in a clean, sanitary condition until pull tab 22 is pulled. Note from FIG.
2 that the respective lengths of flaps 16, 18 are substantially the same
as the length of inner part 24. It should be clear, then, that inner part
24 is encased within outer part 14 when the device is in its first storage
configuration and that an annular reverse fold or return bend 28 is formed
where the outer and inner parts merge into one another.
Note also in FIG. 2 that inner part 24 has a bag-like construction as
mentioned above, i.e., it is closed at its distal end and open at its
proximal end to admit finger 12 thereinto. This open proximal end is held
closed by the pull tab when the device is in its second storage
configuration, hereinafter described.
FIG. 3 shows toothbrush 10 ready for use. Top flap 16 is shown disposed in
overlying relation to the back of the user's hand, and lower flap 18 is
shown being gripped by the user. Clearly, inner part 24 cannot slip off of
finger 12 because said inner part is integral with flap 18. Users of the

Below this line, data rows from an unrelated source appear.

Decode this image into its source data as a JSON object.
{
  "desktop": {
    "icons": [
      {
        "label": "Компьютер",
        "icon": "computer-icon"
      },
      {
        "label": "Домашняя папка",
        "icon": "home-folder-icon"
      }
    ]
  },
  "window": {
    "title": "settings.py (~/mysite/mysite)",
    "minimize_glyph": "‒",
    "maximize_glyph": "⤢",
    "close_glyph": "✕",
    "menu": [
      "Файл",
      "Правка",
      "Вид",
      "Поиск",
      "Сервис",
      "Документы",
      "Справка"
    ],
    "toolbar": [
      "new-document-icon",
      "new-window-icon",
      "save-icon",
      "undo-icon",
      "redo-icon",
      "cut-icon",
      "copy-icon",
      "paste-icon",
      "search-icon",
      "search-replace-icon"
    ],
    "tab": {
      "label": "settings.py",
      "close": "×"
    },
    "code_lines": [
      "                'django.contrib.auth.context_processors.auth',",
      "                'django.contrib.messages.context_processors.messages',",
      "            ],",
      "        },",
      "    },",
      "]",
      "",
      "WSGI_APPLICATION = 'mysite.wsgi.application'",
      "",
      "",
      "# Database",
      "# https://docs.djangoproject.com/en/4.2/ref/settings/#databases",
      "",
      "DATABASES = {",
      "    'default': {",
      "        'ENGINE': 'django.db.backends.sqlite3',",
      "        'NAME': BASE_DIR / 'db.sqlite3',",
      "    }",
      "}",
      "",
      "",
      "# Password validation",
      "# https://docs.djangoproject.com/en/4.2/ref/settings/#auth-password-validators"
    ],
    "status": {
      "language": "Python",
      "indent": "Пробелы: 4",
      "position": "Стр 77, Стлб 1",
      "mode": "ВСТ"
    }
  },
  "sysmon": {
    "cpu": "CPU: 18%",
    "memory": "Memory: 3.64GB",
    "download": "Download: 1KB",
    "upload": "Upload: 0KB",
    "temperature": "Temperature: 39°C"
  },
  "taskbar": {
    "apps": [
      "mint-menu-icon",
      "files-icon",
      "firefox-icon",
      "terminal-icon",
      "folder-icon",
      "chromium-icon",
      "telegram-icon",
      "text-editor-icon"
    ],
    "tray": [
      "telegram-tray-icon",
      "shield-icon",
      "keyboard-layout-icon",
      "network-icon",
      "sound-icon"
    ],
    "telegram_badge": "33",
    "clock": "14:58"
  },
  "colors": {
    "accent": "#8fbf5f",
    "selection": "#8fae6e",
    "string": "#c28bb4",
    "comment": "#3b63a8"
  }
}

toothbrush 10 need not be told to grasp said lower flap 18 as a handle
after peeling back upper flap 16 because the advantageous use to which
said lower flap can be put is readily apparent. However, a commercial
embodiment might include instructions that advise the user as to the
proper use of the handle-flap 18.
The structure of the device may be understood perhaps even better in
connection with FIG. 4. It will there be seen that inner part 24 is fully
received within outer part 14 when device 10 is in its first flat, stored
condition, i.e., inner part 24 is disposed in surrounded relation relative
to outer part 14. The flat, flanged peripheral border 20 where top flap 16
is releasably secured to bottom flap 18 is also well depicted in this
A suitable material from which toothbrush 10 might be manufactured is a
thin, lightweight, flexible, elastomeric material such as polyethylene.
This allows it to be completely collapsed when stored and easily opened
for finger insertion as depicted in FIG. 1. Moreover, such construction
admits of easy sealing about peripheral border 20 and easy separation of
the top and bottom flaps from one another when the device is to be used.
The sanitary condition of bristles 26 is easily maintained until the
device is opened, and the advantageous presence of lower flap 18 provides
a unique means for keeping the device on the user's finger while the
device is being used. All of these features combine to provide a
consumer-friendly, affordable finger-mounted disposable toothbrush
heretofore unknown, anywhere in the world.
A second embodiment of the invention is shown in FIG. 5; note that the
leading end of the device is square in this embodiment, rather than
rounded; this design may facilitate manufacturing of the device.
FIGS. 6 and 7 depict how the second embodiment is folded to produce the
second storage configuration of the device. The first embodiment may of
course be folded the same way. More particularly, the fingerbrush is
folded along a transverse folding line, about mid-length of the device, as
depicted in FIG. 6, until it attains its FIG. 7 position. Note in FIG. 8
how pull tab 22 wraps around the open end of the device and helps hold it
closed. A light adhesive may be applied to the outer part of the device
adjacent said open end at the bottom thereof to hold the pull tab in its
open end-closing position.
FIG. 9 shows an embodiment that is opened by pulling string 30.
This invention is clearly new and useful. Moreover, it was not obvious to
those of ordinary skill in this art at the time it was made, in view of
the prior art when considered as a whole in accordance with the
requirements of law.
It will thus be seen that the objects set forth above, and those made
apparent from the foregoing description, are efficiently attained and
since certain changes may be made in the above construction without
departing from the scope of the invention, it is intended that all matters
contained in the foregoing construction or shown in the accompanying
drawings shall be interpreted as illustrative and not in a limiting sense.
It is also to be understood that the following claims are intended to cover
all of the generic and specific features of the invention herein
described, and all statements of the scope of the invention which, as a
matter of language, might be said to fall therebetween.